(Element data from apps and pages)

......

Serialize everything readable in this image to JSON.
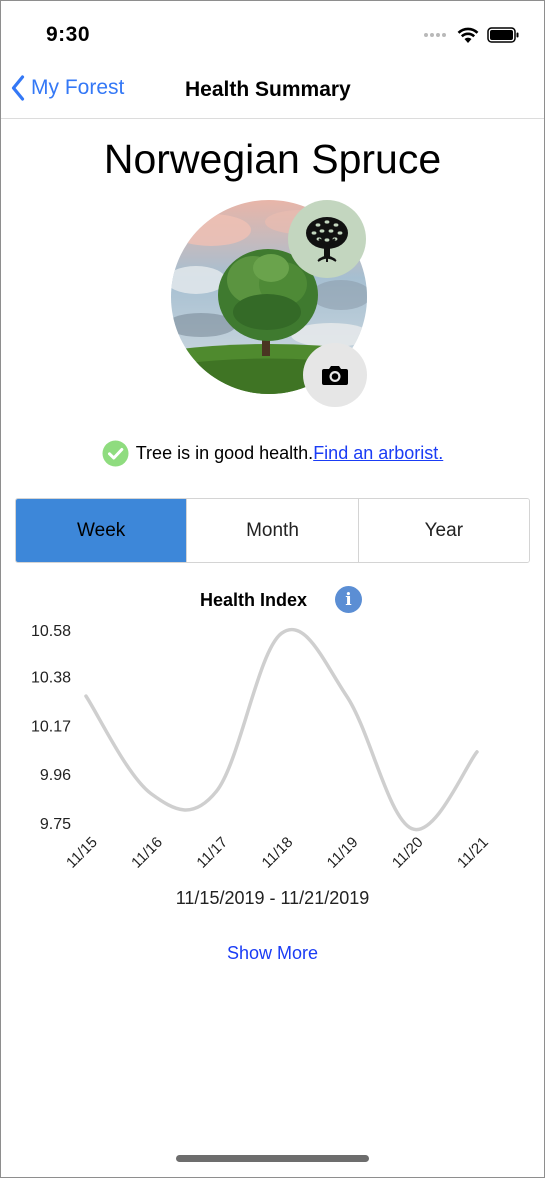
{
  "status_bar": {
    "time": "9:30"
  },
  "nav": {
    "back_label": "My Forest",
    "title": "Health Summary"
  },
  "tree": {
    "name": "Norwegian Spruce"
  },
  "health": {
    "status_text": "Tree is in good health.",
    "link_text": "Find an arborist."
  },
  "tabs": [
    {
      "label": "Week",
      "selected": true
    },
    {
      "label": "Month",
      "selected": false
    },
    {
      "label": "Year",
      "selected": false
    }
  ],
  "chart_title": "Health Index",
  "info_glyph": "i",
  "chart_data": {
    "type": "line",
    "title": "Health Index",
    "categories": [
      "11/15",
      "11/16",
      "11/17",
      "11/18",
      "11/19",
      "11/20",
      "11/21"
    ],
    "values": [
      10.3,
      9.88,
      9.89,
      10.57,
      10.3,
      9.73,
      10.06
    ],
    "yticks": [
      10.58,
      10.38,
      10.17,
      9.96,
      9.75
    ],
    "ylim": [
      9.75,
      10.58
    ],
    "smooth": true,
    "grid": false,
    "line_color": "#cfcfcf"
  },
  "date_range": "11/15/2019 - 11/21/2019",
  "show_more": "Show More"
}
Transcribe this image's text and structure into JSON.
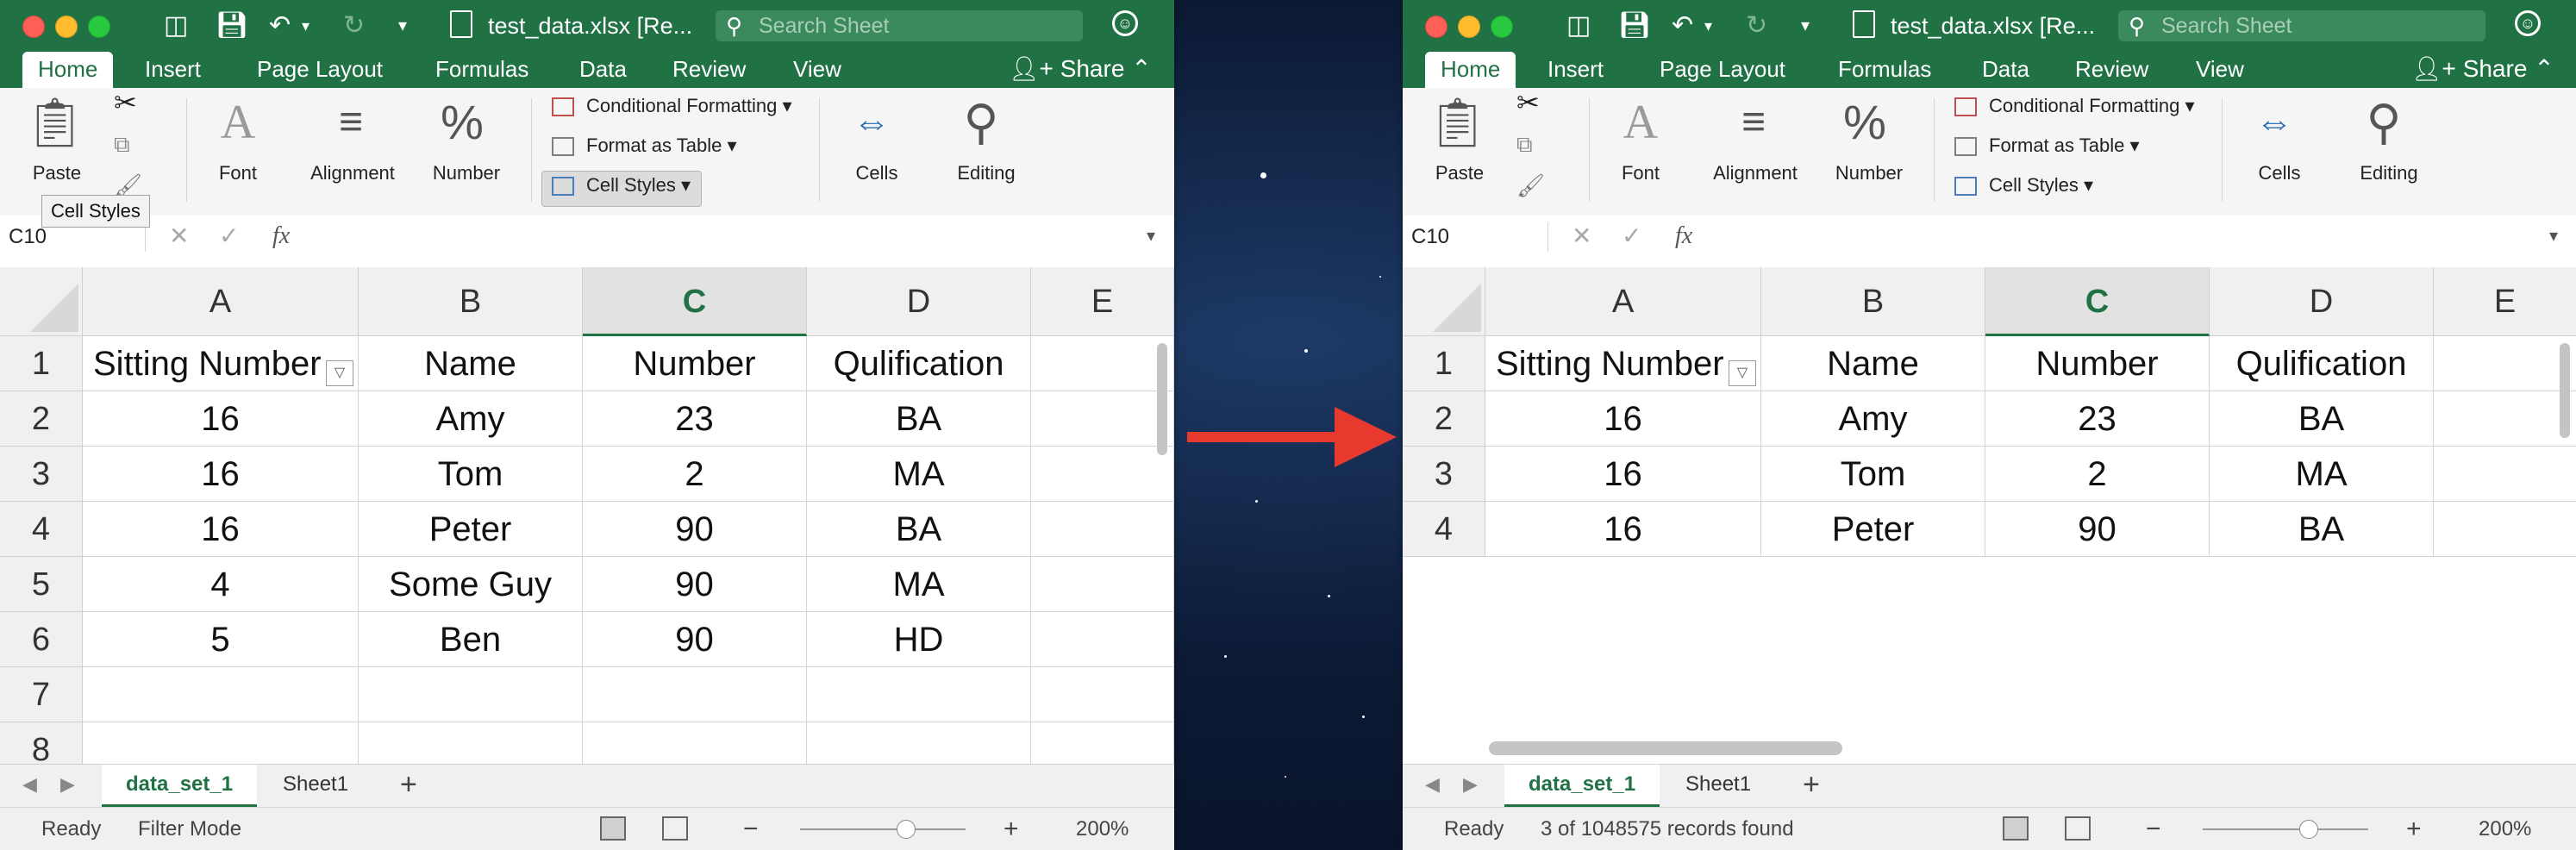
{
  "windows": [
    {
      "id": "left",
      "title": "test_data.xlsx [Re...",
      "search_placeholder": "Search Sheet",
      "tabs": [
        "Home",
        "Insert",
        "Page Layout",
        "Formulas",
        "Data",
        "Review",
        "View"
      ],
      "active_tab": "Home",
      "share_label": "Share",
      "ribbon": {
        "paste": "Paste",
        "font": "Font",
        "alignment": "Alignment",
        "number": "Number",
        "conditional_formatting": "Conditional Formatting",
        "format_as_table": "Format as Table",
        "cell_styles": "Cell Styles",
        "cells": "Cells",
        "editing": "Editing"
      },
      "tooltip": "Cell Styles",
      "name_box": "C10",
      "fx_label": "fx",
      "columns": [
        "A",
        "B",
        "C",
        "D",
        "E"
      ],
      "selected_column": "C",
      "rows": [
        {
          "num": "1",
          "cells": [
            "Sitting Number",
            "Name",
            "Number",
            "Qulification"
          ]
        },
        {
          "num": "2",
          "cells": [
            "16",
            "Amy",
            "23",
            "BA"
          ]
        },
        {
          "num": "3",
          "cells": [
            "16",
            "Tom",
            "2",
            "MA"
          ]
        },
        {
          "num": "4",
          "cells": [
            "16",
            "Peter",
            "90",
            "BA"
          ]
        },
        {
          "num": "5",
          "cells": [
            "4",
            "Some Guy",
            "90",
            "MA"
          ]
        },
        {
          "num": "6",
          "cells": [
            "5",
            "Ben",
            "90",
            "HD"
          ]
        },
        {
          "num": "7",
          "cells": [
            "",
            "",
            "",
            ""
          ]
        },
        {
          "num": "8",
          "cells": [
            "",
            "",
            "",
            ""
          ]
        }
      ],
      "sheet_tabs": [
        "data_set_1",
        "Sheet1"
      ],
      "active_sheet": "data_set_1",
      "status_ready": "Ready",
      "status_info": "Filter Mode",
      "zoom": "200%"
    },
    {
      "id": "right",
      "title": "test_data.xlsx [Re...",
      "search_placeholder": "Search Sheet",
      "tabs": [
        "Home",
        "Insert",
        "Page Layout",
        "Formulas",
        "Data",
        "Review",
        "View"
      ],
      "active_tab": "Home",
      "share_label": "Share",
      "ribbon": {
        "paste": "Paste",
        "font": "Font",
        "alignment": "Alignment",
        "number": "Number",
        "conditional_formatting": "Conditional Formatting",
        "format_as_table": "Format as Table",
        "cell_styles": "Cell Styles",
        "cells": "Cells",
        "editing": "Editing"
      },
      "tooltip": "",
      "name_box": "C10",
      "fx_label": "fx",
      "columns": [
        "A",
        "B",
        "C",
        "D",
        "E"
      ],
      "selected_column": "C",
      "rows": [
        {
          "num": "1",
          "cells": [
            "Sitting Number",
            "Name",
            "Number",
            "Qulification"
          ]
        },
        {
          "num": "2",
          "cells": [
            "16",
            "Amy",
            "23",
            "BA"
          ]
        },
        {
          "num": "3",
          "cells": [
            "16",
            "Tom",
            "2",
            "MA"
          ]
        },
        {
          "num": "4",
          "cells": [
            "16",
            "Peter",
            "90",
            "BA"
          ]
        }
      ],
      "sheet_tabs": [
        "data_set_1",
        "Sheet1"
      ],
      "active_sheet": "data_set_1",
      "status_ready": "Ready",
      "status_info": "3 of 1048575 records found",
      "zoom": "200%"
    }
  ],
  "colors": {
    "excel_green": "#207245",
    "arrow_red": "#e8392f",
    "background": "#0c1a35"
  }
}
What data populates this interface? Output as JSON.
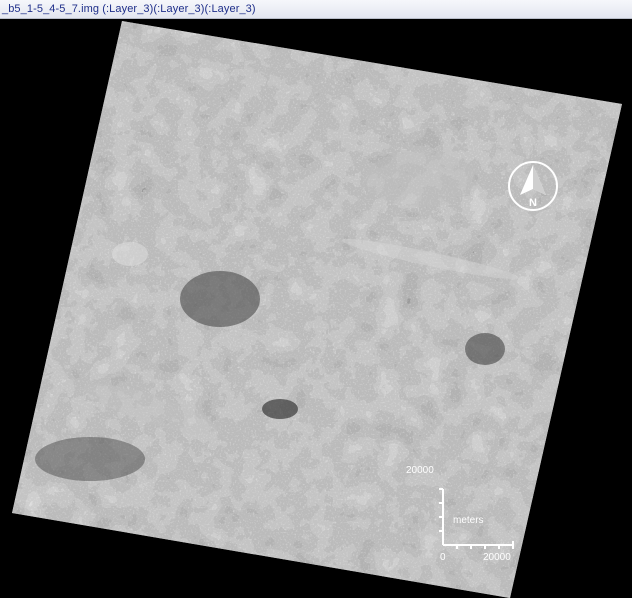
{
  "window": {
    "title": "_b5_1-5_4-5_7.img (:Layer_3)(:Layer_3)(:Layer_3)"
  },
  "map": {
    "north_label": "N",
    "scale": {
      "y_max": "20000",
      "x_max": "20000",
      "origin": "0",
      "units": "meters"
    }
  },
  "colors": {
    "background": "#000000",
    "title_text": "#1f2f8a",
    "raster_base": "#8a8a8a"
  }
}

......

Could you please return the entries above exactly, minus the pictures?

Serialize everything readable in this image to JSON.
{
  "status_bar": {
    "time": "9:30"
  },
  "nav": {
    "back_label": "My Forest",
    "title": "Health Summary"
  },
  "tree": {
    "name": "Norwegian Spruce"
  },
  "health": {
    "status_text": "Tree is in good health.",
    "link_text": "Find an arborist."
  },
  "tabs": [
    {
      "label": "Week",
      "selected": true
    },
    {
      "label": "Month",
      "selected": false
    },
    {
      "label": "Year",
      "selected": false
    }
  ],
  "chart_title": "Health Index",
  "info_glyph": "i",
  "chart_data": {
    "type": "line",
    "title": "Health Index",
    "categories": [
      "11/15",
      "11/16",
      "11/17",
      "11/18",
      "11/19",
      "11/20",
      "11/21"
    ],
    "values": [
      10.3,
      9.88,
      9.89,
      10.57,
      10.3,
      9.73,
      10.06
    ],
    "yticks": [
      10.58,
      10.38,
      10.17,
      9.96,
      9.75
    ],
    "ylim": [
      9.75,
      10.58
    ],
    "smooth": true,
    "grid": false,
    "line_color": "#cfcfcf"
  },
  "date_range": "11/15/2019 - 11/21/2019",
  "show_more": "Show More"
}
Transcribe this image's text and structure into JSON.
{
  "windows": [
    {
      "id": "left",
      "title": "test_data.xlsx [Re...",
      "search_placeholder": "Search Sheet",
      "tabs": [
        "Home",
        "Insert",
        "Page Layout",
        "Formulas",
        "Data",
        "Review",
        "View"
      ],
      "active_tab": "Home",
      "share_label": "Share",
      "ribbon": {
        "paste": "Paste",
        "font": "Font",
        "alignment": "Alignment",
        "number": "Number",
        "conditional_formatting": "Conditional Formatting",
        "format_as_table": "Format as Table",
        "cell_styles": "Cell Styles",
        "cells": "Cells",
        "editing": "Editing"
      },
      "tooltip": "Cell Styles",
      "name_box": "C10",
      "fx_label": "fx",
      "columns": [
        "A",
        "B",
        "C",
        "D",
        "E"
      ],
      "selected_column": "C",
      "rows": [
        {
          "num": "1",
          "cells": [
            "Sitting Number",
            "Name",
            "Number",
            "Qulification"
          ]
        },
        {
          "num": "2",
          "cells": [
            "16",
            "Amy",
            "23",
            "BA"
          ]
        },
        {
          "num": "3",
          "cells": [
            "16",
            "Tom",
            "2",
            "MA"
          ]
        },
        {
          "num": "4",
          "cells": [
            "16",
            "Peter",
            "90",
            "BA"
          ]
        },
        {
          "num": "5",
          "cells": [
            "4",
            "Some Guy",
            "90",
            "MA"
          ]
        },
        {
          "num": "6",
          "cells": [
            "5",
            "Ben",
            "90",
            "HD"
          ]
        },
        {
          "num": "7",
          "cells": [
            "",
            "",
            "",
            ""
          ]
        },
        {
          "num": "8",
          "cells": [
            "",
            "",
            "",
            ""
          ]
        }
      ],
      "sheet_tabs": [
        "data_set_1",
        "Sheet1"
      ],
      "active_sheet": "data_set_1",
      "status_ready": "Ready",
      "status_info": "Filter Mode",
      "zoom": "200%"
    },
    {
      "id": "right",
      "title": "test_data.xlsx [Re...",
      "search_placeholder": "Search Sheet",
      "tabs": [
        "Home",
        "Insert",
        "Page Layout",
        "Formulas",
        "Data",
        "Review",
        "View"
      ],
      "active_tab": "Home",
      "share_label": "Share",
      "ribbon": {
        "paste": "Paste",
        "font": "Font",
        "alignment": "Alignment",
        "number": "Number",
        "conditional_formatting": "Conditional Formatting",
        "format_as_table": "Format as Table",
        "cell_styles": "Cell Styles",
        "cells": "Cells",
        "editing": "Editing"
      },
      "tooltip": "",
      "name_box": "C10",
      "fx_label": "fx",
      "columns": [
        "A",
        "B",
        "C",
        "D",
        "E"
      ],
      "selected_column": "C",
      "rows": [
        {
          "num": "1",
          "cells": [
            "Sitting Number",
            "Name",
            "Number",
            "Qulification"
          ]
        },
        {
          "num": "2",
          "cells": [
            "16",
            "Amy",
            "23",
            "BA"
          ]
        },
        {
          "num": "3",
          "cells": [
            "16",
            "Tom",
            "2",
            "MA"
          ]
        },
        {
          "num": "4",
          "cells": [
            "16",
            "Peter",
            "90",
            "BA"
          ]
        }
      ],
      "sheet_tabs": [
        "data_set_1",
        "Sheet1"
      ],
      "active_sheet": "data_set_1",
      "status_ready": "Ready",
      "status_info": "3 of 1048575 records found",
      "zoom": "200%"
    }
  ],
  "colors": {
    "excel_green": "#207245",
    "arrow_red": "#e8392f",
    "background": "#0c1a35"
  }
}
What data populates this interface? Output as JSON.
{
  "window": {
    "title": "_b5_1-5_4-5_7.img (:Layer_3)(:Layer_3)(:Layer_3)"
  },
  "map": {
    "north_label": "N",
    "scale": {
      "y_max": "20000",
      "x_max": "20000",
      "origin": "0",
      "units": "meters"
    }
  },
  "colors": {
    "background": "#000000",
    "title_text": "#1f2f8a",
    "raster_base": "#8a8a8a"
  }
}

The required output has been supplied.